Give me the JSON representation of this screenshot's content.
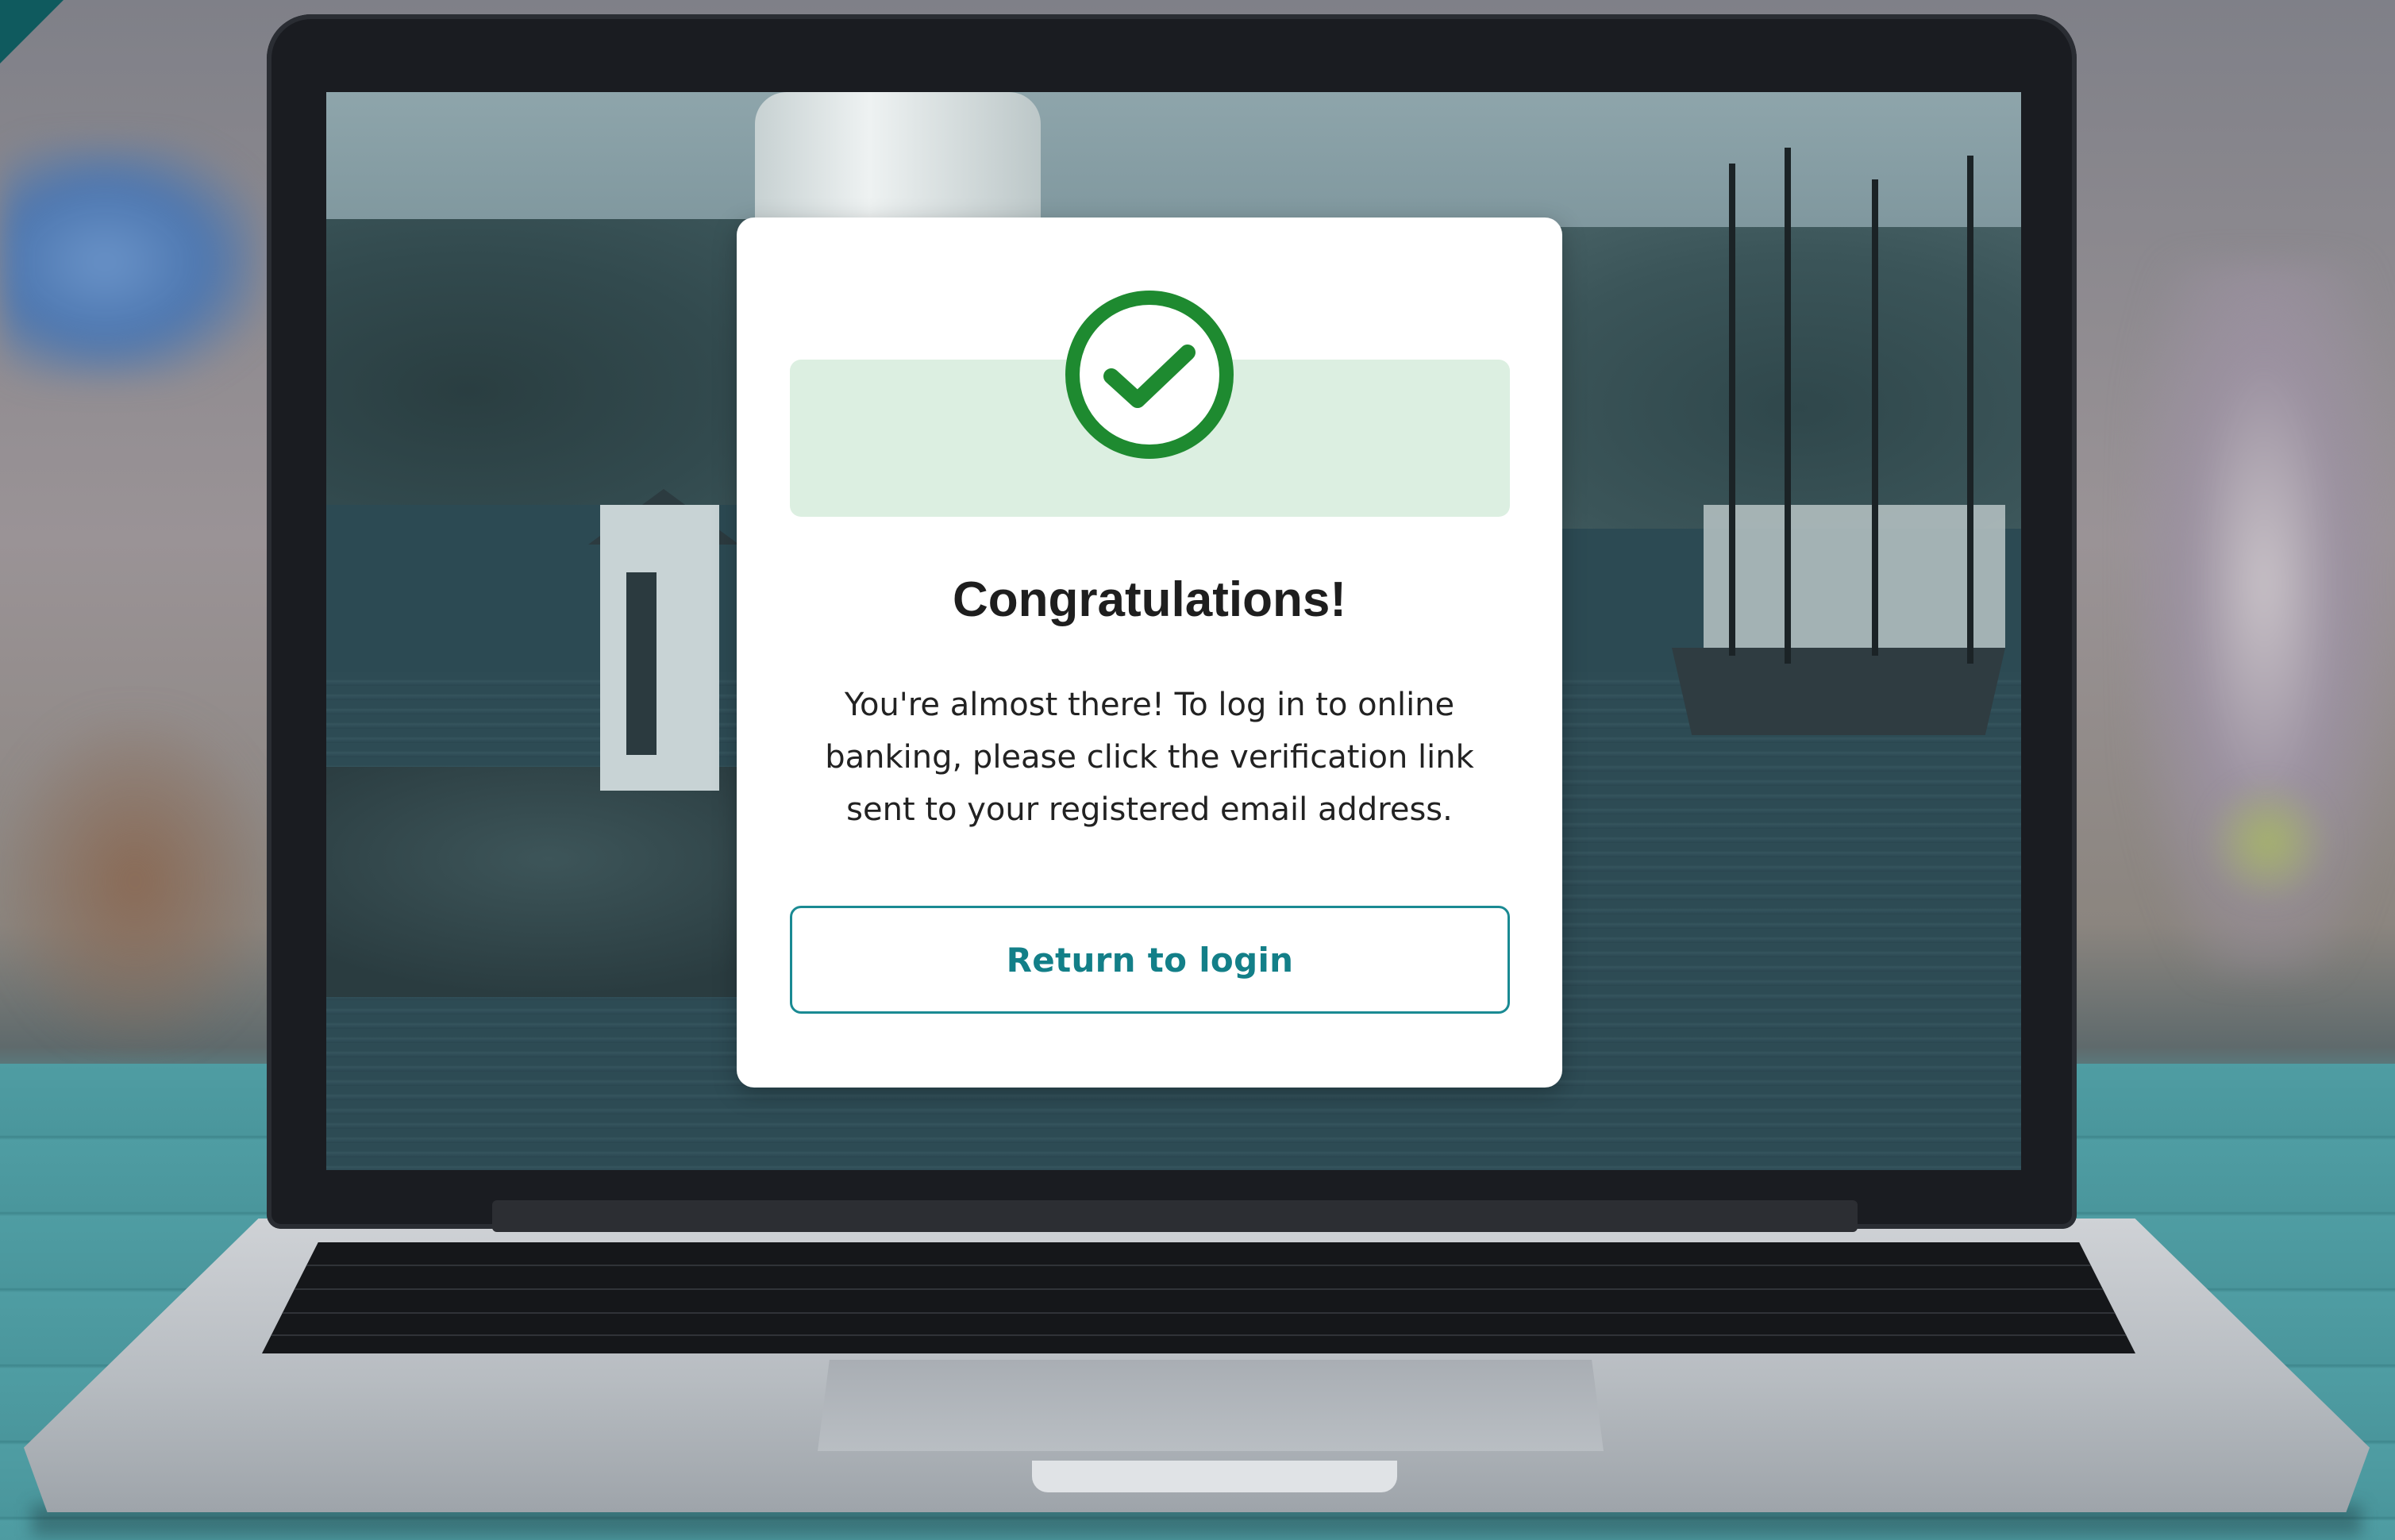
{
  "modal": {
    "title": "Congratulations!",
    "message": "You're almost there! To log in to online banking, please click the verification link sent to your registered email address.",
    "return_button_label": "Return to login",
    "icon": "check-circle-icon"
  },
  "colors": {
    "success_green": "#1e8a30",
    "success_band": "#dcefe1",
    "accent_teal": "#137f88"
  }
}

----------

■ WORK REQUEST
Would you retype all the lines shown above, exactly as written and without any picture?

■ WRITTEN ANSWER
Give me the JSON representation of this screenshot's content.
{
  "modal": {
    "title": "Congratulations!",
    "message": "You're almost there! To log in to online banking, please click the verification link sent to your registered email address.",
    "return_button_label": "Return to login",
    "icon": "check-circle-icon"
  },
  "colors": {
    "success_green": "#1e8a30",
    "success_band": "#dcefe1",
    "accent_teal": "#137f88"
  }
}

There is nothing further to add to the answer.